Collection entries
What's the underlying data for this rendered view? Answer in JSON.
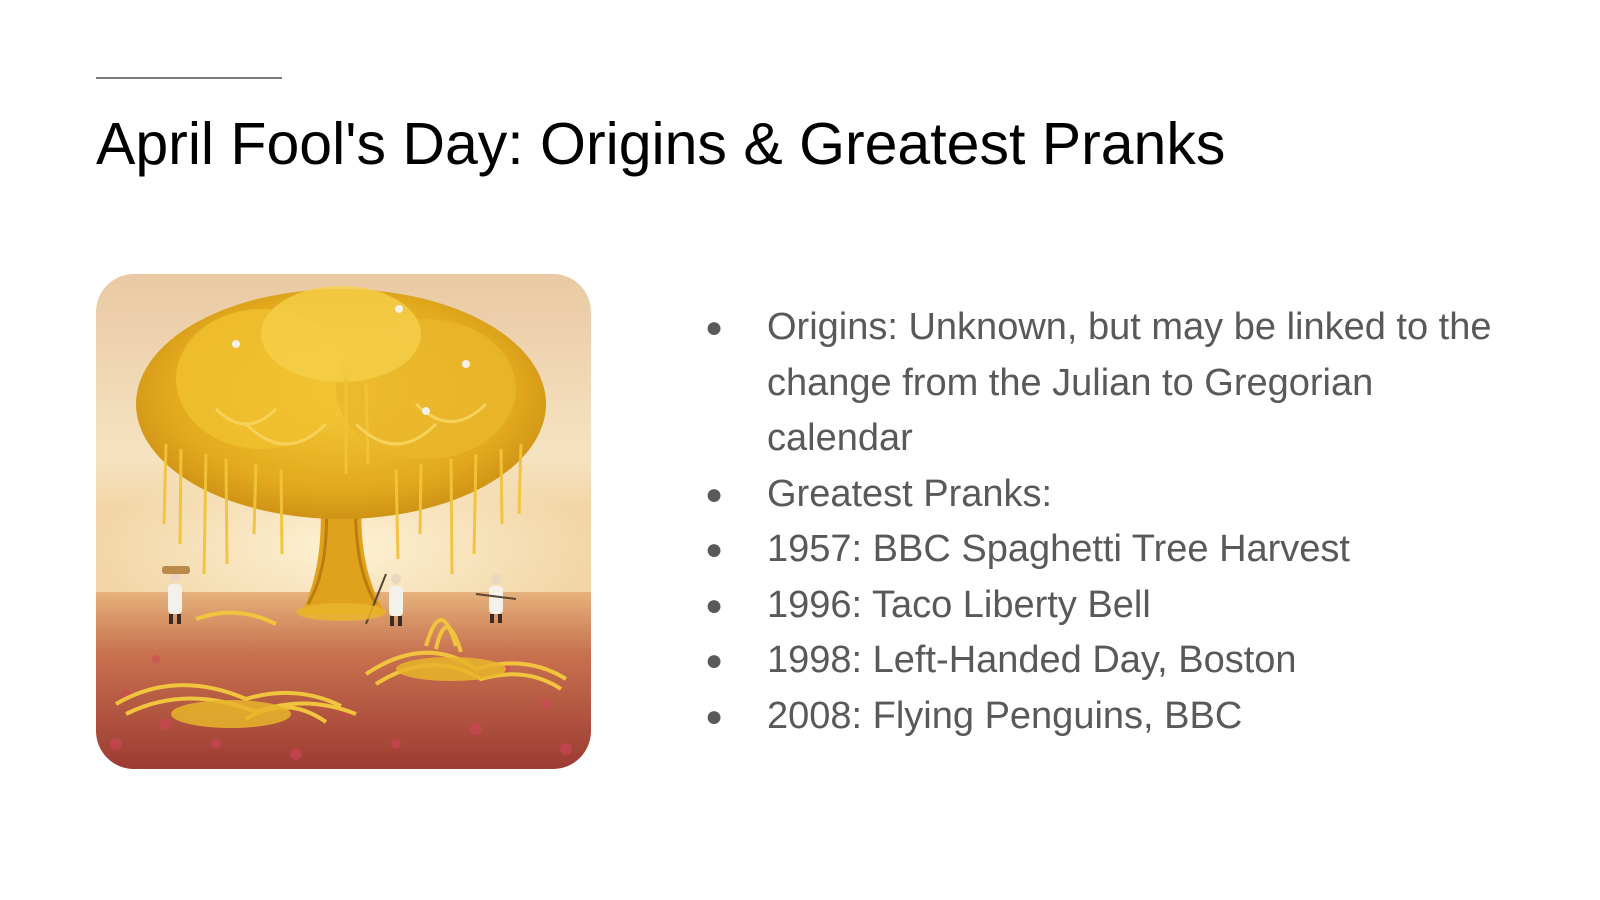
{
  "slide": {
    "title": "April Fool's Day: Origins & Greatest Pranks",
    "illustration_icon": "spaghetti-tree-illustration",
    "bullet_glyph": "●",
    "bullets": [
      "Origins: Unknown, but may be linked to the change from the Julian to Gregorian calendar",
      "Greatest Pranks:",
      "1957: BBC Spaghetti Tree Harvest",
      "1996: Taco Liberty Bell",
      "1998: Left-Handed Day, Boston",
      "2008: Flying Penguins, BBC"
    ]
  },
  "colors": {
    "title": "#000000",
    "body_text": "#595959",
    "rule": "#7a7a7a",
    "sky": "#f3dcb8",
    "foliage": "#e8b521",
    "field": "#b9543f"
  }
}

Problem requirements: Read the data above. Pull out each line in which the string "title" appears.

Response area:
    "title": "April Fool's Day: Origins & Greatest Pranks",
    "title": "#000000",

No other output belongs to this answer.